(Stored data entries)
++++

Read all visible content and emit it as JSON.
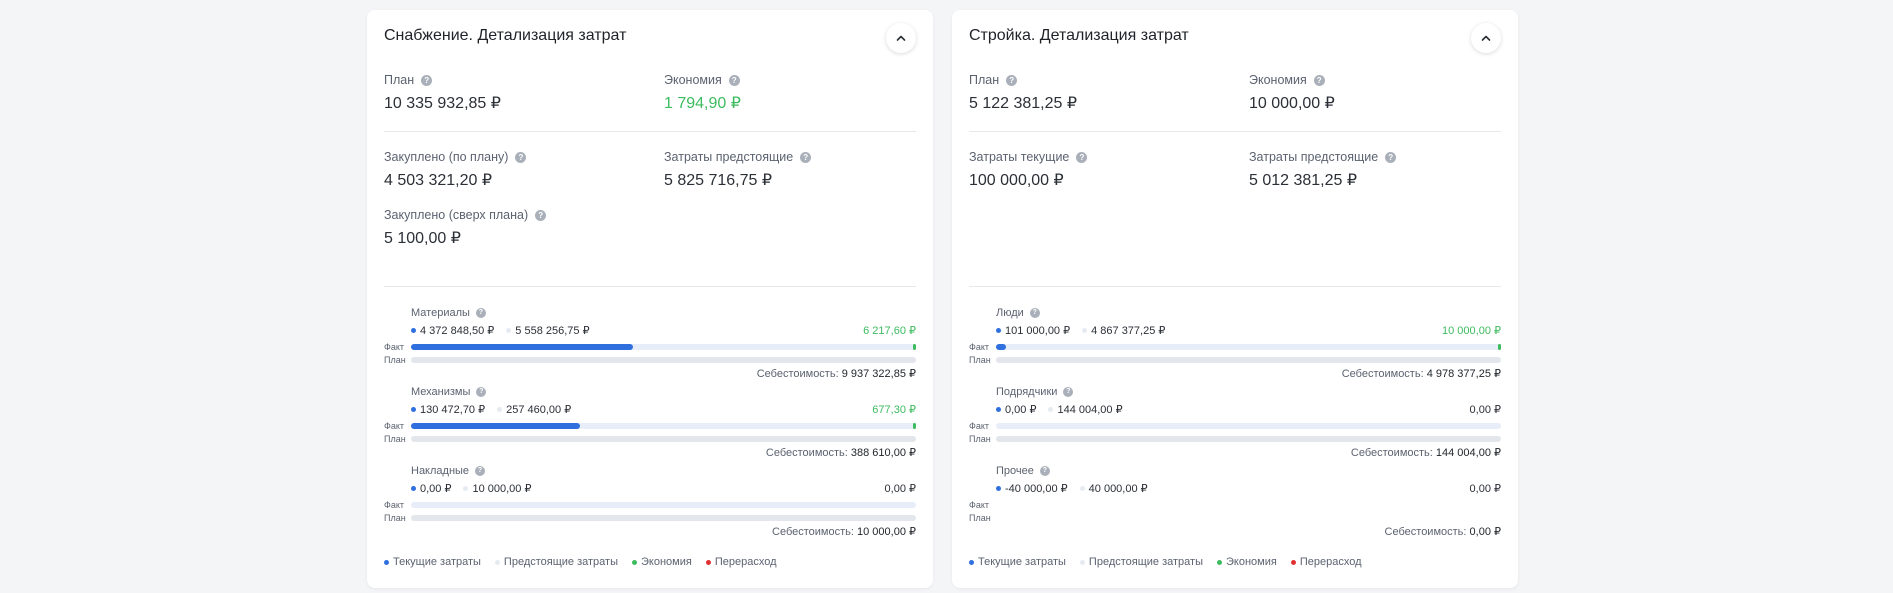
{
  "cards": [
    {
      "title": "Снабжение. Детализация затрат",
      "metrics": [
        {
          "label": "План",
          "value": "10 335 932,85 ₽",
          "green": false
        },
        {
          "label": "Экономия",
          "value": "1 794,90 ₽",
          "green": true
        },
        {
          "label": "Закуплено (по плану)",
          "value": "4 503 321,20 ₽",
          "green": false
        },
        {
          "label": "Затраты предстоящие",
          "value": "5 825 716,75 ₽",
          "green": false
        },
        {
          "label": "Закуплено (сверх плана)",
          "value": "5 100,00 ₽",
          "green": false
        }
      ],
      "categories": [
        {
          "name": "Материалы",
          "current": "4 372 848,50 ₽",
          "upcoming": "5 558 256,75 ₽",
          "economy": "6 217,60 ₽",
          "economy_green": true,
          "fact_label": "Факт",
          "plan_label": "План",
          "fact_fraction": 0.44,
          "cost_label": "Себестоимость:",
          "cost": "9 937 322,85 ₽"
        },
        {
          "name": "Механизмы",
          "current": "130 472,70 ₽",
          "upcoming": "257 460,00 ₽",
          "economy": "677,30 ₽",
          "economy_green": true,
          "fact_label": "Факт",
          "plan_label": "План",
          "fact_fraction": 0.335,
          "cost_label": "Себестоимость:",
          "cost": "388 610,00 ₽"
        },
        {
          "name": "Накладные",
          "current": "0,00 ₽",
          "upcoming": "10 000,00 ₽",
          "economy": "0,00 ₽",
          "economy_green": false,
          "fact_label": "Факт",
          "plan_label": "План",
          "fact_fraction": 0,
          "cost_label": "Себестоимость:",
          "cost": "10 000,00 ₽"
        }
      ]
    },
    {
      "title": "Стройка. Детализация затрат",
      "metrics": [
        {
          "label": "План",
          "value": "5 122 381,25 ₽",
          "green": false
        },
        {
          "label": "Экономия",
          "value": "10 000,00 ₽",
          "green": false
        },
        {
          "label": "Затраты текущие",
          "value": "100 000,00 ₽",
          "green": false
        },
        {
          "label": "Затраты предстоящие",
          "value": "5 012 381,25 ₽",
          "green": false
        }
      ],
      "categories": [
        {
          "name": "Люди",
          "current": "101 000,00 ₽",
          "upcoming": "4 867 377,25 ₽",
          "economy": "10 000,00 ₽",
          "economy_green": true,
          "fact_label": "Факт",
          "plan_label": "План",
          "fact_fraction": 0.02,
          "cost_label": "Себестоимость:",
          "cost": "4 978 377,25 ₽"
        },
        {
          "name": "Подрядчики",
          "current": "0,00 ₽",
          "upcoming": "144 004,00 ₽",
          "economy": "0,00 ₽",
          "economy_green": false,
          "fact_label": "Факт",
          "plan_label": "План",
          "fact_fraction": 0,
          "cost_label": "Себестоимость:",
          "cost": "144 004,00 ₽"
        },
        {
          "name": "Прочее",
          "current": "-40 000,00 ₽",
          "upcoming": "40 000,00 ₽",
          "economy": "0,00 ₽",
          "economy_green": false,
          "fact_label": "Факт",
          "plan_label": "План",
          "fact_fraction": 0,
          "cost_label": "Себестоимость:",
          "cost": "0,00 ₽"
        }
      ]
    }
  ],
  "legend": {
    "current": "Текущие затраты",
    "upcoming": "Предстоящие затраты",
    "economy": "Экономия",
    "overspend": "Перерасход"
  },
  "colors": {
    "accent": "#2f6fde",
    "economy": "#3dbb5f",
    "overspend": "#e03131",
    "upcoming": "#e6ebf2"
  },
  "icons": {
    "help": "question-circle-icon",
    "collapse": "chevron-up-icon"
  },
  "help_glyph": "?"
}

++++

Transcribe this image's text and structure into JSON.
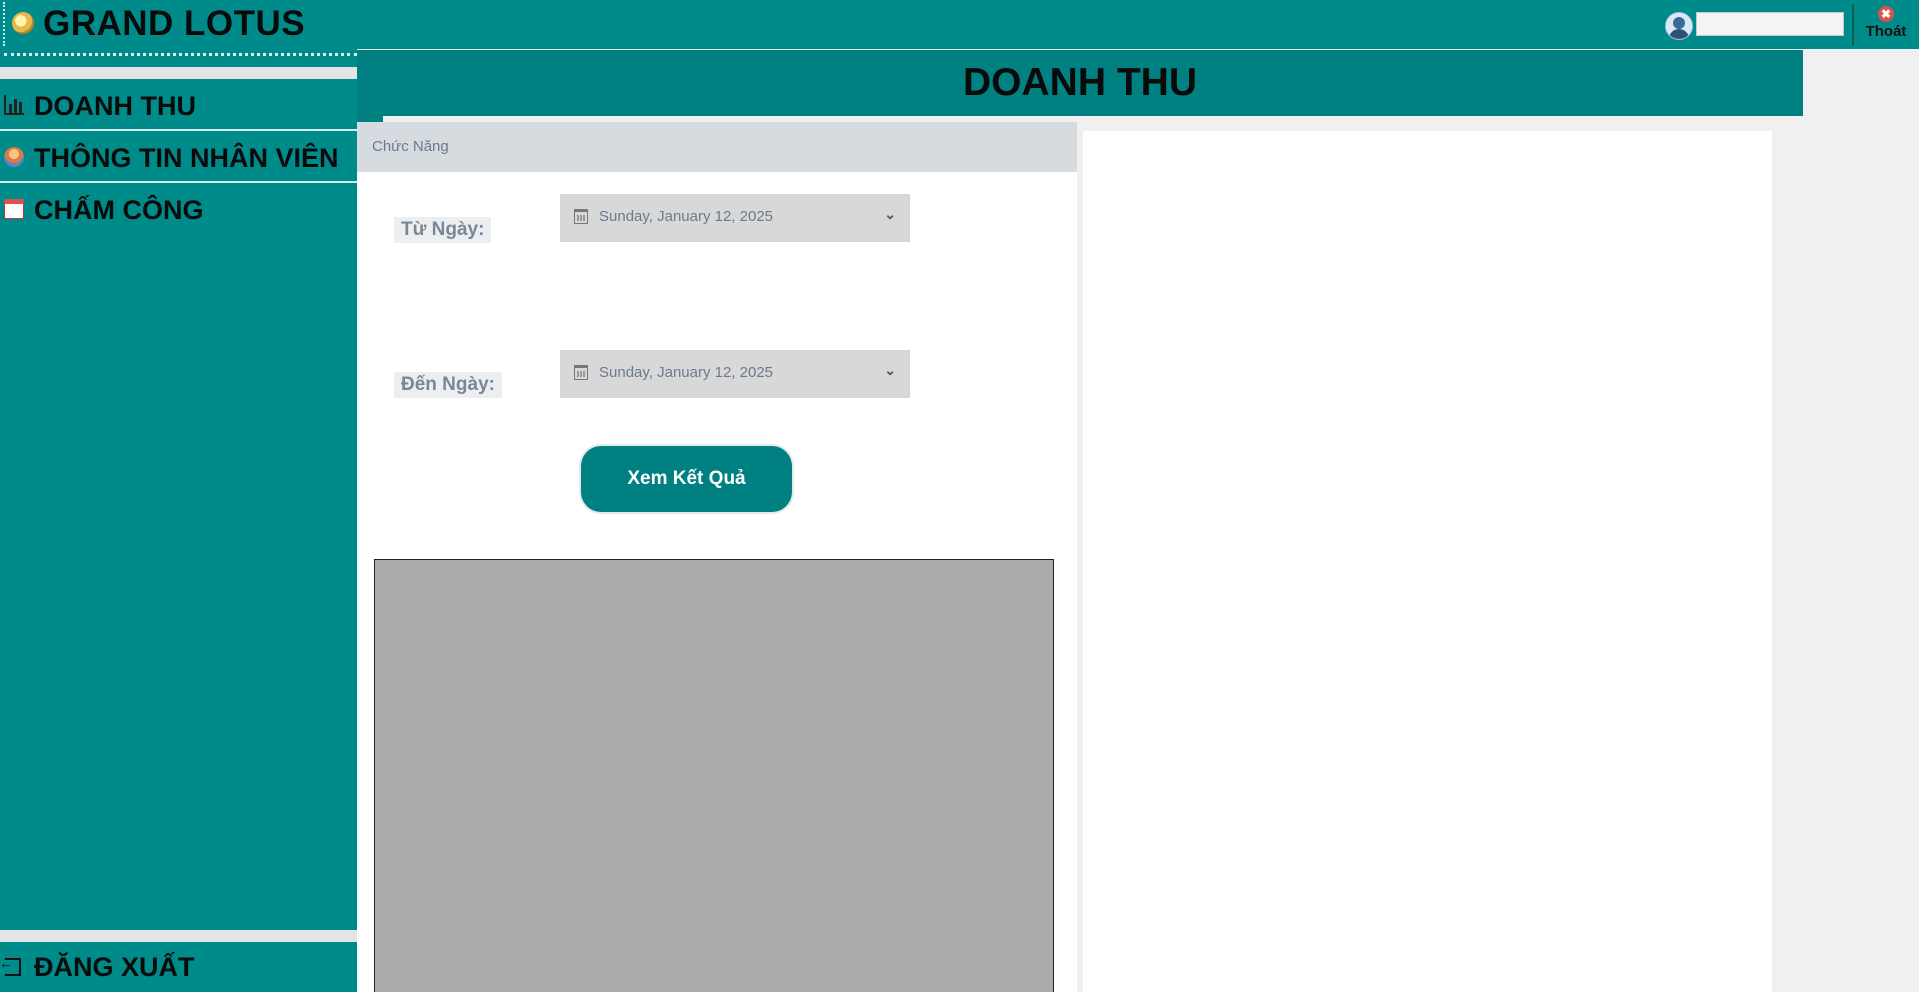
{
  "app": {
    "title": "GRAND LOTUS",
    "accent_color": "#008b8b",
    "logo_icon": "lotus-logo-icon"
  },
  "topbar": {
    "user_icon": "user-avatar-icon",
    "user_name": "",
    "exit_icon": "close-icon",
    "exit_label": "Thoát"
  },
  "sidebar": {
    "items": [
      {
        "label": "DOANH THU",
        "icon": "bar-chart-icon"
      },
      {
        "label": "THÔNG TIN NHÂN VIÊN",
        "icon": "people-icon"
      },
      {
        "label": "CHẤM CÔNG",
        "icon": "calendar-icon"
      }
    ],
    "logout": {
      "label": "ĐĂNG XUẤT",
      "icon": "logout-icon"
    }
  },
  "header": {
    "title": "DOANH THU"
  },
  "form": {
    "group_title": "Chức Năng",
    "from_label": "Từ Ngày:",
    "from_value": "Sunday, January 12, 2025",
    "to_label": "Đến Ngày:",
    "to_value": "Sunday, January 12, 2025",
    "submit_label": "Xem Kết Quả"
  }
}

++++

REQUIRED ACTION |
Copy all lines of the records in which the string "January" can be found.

ANSWER BELOW |
    "from_value": "Sunday, January 12, 2025",
    "to_value": "Sunday, January 12, 2025",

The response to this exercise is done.